There’s a lot of depth to “Room” on top of the performances, and I feel as though it really makes the most of its premise. There’s a duality in the story, as it initially appears that Jack is reliant on Joy for his survival, but once the pair are set free it’s clear that that might not be the case. Everyone is scared that Jack won’t be able to adapt to the real world because of his isolation from the rest of humanity, and also because he’s the product of rape and has seen horrific things, but as “Room” progresses Jack really starts to come out of his shell.
Joy, on the other hand, struggles intensely to come to terms with the fact that she is able to simply live. She’s been trying to pretend that everything is fine for so long that she can’t reintegrate into society once she’s free. At this point it’s clear that Joy hasn’t dealt with the situation that she faced in Room as well as she thought she had, at least not psychologically, and that without Jack she may not have been able to last as long as she did. Jack very literally saves her life when the pair manage to escape Old Nick, but in reality he has been doing so his entire life because he gave her a reason to carry on.
Joy needed Jack to survive; she needed a reason to get out of bed in the morning. This co-dependency might seem to be the ultimate demonstration of love, and of course there is a beauty to it, but it is the realisation of this fact that ultimately pushes Joy over the edge. She sees that although she’s always tried to protect Jack, she could’ve given him a better life if she had simply asked Old Nick to take him to an orphanage or a hospital when he was still a baby, and that in fact she kept him by her side because without him Room wouldn’t have been a world worth living in – it would’ve just been a shed in the back yard of a monster.
The screenplay was written by Emma Donoghue who also wrote the novel that this film is based on, aptly also called “Room”. I think that in this case that definitely helped the film, because you can tell that the person who penned the script was actively invested in the characters and the story. The way that the pair depend on each other for companionship, and the way that Jack uses language in an unconventional ad hoc way, are brilliantly conveyed and realised on screen, which I feel is down in no small part to Emma Donoghue’s considered take on her own material.

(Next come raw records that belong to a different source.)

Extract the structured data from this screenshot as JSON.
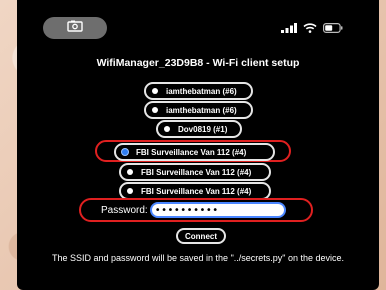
{
  "status_bar": {
    "camera_icon": "camera-icon",
    "signal_icon": "cellular-signal-icon",
    "wifi_icon": "wifi-icon",
    "battery_icon": "battery-icon"
  },
  "page": {
    "title": "WifiManager_23D9B8 - Wi-Fi client setup"
  },
  "networks": [
    {
      "label": "iamthebatman (#6)",
      "selected": false
    },
    {
      "label": "iamthebatman (#6)",
      "selected": false
    },
    {
      "label": "Dov0819 (#1)",
      "selected": false
    },
    {
      "label": "FBI Surveillance Van 112 (#4)",
      "selected": true
    },
    {
      "label": "FBI Surveillance Van 112 (#4)",
      "selected": false
    },
    {
      "label": "FBI Surveillance Van 112 (#4)",
      "selected": false
    }
  ],
  "password": {
    "label": "Password:",
    "value": "••••••••••"
  },
  "connect_label": "Connect",
  "footnote": "The SSID and password will be saved in the \"../secrets.py\" on the device.",
  "colors": {
    "highlight": "#e02020",
    "selected_radio": "#2f7df2",
    "input_border": "#4a86ff"
  }
}
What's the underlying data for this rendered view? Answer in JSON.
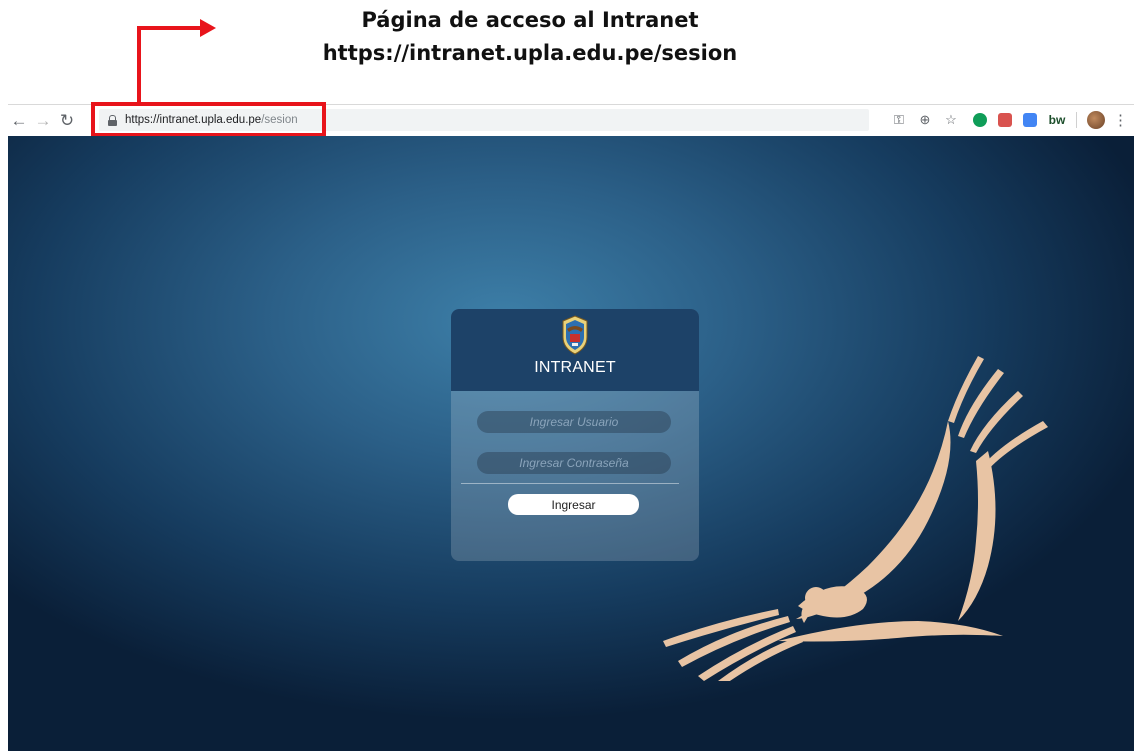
{
  "annotation": {
    "title": "Página de acceso al Intranet",
    "url": "https://intranet.upla.edu.pe/sesion",
    "accent_color": "#e8141b"
  },
  "browser": {
    "url_host": "https://intranet.upla.edu.pe",
    "url_path": "/sesion",
    "icons": [
      "back-arrow-icon",
      "forward-arrow-icon",
      "reload-icon",
      "lock-icon",
      "key-icon",
      "zoom-icon",
      "star-icon",
      "hangouts-extension-icon",
      "pdf-extension-icon",
      "translate-extension-icon",
      "bw-extension-icon",
      "profile-avatar",
      "menu-icon"
    ],
    "bw_label": "bw"
  },
  "login": {
    "title": "INTRANET",
    "user_placeholder": "Ingresar Usuario",
    "password_placeholder": "Ingresar Contraseña",
    "submit_label": "Ingresar",
    "header_color": "#1d4268"
  }
}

It would be unfair to end this review without first noting that “Room” does have a few plot holes. Why would Old Nick not check to see if Jack was dead? Why would Old Nick allow Joy to keep her child? Why didn’t Joy try to break the skylight? These issues do arise when you think about the story after leaving the cinema, but importantly they don’t matter whilst you’re watching the film – at least they didn’t for me. There’s no such thing as a perfect film and issues are inevitable, but I think that whether or not you can acknowledge them and still find a movie both enjoyable and interesting is what ultimately makes that movie great. I can say with confidence that when I think about “Room” I think about the numerous scenes that captivated and moved me, not the minor issues, which for me is what really matters.
“Room” is one of the best films that I’ve seen in years. It definitely suits my tastes, so I don’t want everyone who reads this review to think that they too will fall in love with it, but I genuinely believe that it is a fantastic movie. From a tick-box standpoint it has everything – brilliant performances, intelligent direction, a great script, first-rate cinematography, and an interesting story – but more importantly it has heart. It’s an isolated story that’s worth telling, and it’s one that resonated with me in a meaningful way.